→ **The problem**
In the records below, pick out all lines containing the word "JSON".

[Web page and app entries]
※
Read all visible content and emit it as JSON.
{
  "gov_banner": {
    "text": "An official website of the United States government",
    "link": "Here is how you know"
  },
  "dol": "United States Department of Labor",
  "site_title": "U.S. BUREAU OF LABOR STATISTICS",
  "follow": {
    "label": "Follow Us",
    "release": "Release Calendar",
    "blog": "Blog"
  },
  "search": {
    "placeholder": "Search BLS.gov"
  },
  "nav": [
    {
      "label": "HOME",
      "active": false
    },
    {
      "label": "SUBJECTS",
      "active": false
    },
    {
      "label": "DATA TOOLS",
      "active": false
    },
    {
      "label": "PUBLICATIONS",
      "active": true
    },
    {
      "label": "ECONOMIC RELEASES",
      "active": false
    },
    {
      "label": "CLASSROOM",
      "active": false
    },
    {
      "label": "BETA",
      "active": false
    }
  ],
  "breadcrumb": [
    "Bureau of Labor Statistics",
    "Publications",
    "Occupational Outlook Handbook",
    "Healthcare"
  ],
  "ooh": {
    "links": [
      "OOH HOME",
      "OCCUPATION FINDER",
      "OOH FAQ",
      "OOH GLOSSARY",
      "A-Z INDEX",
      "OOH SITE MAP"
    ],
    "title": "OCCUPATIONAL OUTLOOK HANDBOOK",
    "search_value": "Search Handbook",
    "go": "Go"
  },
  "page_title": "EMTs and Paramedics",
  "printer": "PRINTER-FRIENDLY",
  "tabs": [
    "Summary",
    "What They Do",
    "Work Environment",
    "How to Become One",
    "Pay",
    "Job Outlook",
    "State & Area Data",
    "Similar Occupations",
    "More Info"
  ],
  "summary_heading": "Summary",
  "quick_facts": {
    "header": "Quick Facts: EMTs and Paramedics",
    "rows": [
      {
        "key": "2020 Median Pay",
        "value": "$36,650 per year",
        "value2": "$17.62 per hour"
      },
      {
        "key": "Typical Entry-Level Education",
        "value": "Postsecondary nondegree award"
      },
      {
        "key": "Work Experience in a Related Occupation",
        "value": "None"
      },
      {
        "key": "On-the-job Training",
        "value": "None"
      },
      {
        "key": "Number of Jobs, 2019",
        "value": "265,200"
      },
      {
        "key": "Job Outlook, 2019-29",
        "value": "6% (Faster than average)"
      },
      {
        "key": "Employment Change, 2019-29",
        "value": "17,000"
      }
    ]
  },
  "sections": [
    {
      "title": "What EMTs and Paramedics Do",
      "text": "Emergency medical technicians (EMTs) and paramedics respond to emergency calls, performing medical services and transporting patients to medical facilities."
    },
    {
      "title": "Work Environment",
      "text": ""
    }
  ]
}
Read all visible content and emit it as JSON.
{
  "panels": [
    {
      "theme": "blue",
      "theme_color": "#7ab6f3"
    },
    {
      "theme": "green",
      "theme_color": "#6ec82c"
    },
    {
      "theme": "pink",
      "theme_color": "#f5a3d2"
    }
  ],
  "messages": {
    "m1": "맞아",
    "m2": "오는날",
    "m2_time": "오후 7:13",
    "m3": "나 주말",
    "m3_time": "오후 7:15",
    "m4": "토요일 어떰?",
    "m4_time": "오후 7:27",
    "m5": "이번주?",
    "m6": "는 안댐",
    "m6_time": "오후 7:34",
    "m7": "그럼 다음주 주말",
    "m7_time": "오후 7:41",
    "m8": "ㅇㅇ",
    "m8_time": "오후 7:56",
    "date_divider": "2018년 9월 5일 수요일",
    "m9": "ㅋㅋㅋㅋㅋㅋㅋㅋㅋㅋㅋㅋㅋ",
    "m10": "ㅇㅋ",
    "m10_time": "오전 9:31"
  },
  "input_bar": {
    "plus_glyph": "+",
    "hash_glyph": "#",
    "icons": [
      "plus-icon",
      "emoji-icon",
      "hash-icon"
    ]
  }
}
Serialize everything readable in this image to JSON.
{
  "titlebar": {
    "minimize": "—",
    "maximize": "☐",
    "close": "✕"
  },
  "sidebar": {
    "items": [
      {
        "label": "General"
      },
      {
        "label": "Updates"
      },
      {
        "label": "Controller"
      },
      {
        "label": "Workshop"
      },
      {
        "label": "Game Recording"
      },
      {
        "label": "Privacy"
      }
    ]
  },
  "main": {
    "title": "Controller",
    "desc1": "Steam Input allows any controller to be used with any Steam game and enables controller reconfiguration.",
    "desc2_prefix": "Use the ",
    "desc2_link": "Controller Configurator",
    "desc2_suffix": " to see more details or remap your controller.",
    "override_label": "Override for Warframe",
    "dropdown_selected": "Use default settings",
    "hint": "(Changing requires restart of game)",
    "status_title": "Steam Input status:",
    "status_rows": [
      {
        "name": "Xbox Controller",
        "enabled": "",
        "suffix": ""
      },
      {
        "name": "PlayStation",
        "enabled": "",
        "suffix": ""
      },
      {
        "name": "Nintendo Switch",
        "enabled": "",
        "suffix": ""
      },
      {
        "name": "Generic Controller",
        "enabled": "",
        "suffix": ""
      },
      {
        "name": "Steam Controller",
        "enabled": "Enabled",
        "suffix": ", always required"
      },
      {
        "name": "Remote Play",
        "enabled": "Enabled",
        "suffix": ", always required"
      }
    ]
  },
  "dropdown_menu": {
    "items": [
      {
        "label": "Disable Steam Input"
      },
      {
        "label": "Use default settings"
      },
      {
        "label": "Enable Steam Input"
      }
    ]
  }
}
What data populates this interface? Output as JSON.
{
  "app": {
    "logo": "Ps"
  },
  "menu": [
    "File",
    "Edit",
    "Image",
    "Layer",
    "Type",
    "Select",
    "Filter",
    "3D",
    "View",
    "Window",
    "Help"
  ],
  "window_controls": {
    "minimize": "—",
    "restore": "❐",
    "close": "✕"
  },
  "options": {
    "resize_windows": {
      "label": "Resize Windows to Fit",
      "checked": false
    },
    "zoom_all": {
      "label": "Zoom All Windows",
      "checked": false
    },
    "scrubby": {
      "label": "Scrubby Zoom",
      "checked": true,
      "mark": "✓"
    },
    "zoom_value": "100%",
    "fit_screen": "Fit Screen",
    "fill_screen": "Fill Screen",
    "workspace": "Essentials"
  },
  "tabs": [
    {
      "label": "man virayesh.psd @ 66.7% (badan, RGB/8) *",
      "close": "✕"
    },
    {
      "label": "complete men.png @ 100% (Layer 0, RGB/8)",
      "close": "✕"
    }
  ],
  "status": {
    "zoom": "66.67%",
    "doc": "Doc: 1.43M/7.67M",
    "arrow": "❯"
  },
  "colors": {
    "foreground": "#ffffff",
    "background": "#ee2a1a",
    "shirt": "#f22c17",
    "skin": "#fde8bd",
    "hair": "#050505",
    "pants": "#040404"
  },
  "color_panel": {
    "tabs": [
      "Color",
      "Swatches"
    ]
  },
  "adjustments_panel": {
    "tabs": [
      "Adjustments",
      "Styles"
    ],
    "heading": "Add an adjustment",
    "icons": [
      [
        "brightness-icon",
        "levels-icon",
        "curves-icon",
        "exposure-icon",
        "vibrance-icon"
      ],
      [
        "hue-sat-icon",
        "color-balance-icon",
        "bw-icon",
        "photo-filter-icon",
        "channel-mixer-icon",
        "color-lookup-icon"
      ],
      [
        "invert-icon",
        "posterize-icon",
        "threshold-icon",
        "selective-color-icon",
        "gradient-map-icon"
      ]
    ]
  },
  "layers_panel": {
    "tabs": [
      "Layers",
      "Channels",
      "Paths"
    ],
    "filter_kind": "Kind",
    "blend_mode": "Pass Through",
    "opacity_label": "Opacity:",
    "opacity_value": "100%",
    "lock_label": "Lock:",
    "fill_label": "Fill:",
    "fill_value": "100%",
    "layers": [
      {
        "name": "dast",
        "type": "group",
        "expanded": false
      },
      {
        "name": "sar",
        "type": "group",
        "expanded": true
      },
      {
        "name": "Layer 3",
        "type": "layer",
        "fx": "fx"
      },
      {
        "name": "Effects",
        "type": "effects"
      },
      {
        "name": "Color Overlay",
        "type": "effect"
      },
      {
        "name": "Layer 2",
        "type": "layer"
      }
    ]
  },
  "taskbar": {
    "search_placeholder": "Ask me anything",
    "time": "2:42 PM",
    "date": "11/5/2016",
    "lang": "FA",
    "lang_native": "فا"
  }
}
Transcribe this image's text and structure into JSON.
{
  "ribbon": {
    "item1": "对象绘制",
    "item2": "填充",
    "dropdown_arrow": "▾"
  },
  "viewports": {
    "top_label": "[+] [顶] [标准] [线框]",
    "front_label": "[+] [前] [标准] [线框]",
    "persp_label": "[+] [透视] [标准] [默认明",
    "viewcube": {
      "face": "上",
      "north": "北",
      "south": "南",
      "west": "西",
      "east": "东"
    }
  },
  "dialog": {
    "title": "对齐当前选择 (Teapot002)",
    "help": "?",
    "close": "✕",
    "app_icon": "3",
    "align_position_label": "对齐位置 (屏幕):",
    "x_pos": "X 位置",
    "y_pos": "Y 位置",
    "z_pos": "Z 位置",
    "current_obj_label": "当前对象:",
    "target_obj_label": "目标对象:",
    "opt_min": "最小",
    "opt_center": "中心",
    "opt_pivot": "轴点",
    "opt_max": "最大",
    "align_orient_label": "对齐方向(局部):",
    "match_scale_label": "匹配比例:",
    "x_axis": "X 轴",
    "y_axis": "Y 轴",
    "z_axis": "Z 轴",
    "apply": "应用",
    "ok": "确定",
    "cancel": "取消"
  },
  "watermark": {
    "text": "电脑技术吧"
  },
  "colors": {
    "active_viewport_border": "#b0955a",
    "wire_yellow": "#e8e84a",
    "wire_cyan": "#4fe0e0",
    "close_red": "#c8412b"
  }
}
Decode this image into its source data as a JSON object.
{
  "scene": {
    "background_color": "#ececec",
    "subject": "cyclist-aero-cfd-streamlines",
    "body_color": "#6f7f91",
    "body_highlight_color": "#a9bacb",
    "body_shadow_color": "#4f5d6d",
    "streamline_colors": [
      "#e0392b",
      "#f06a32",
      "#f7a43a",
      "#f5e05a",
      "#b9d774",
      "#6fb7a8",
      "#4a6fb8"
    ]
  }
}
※
→ **Output of the exercise**
Read all visible content and emit it as JSON.
Read all visible content and emit it as JSON.
Serialize everything readable in this image to JSON.
What data populates this interface? Output as JSON.
Transcribe this image's text and structure into JSON.
Decode this image into its source data as a JSON object.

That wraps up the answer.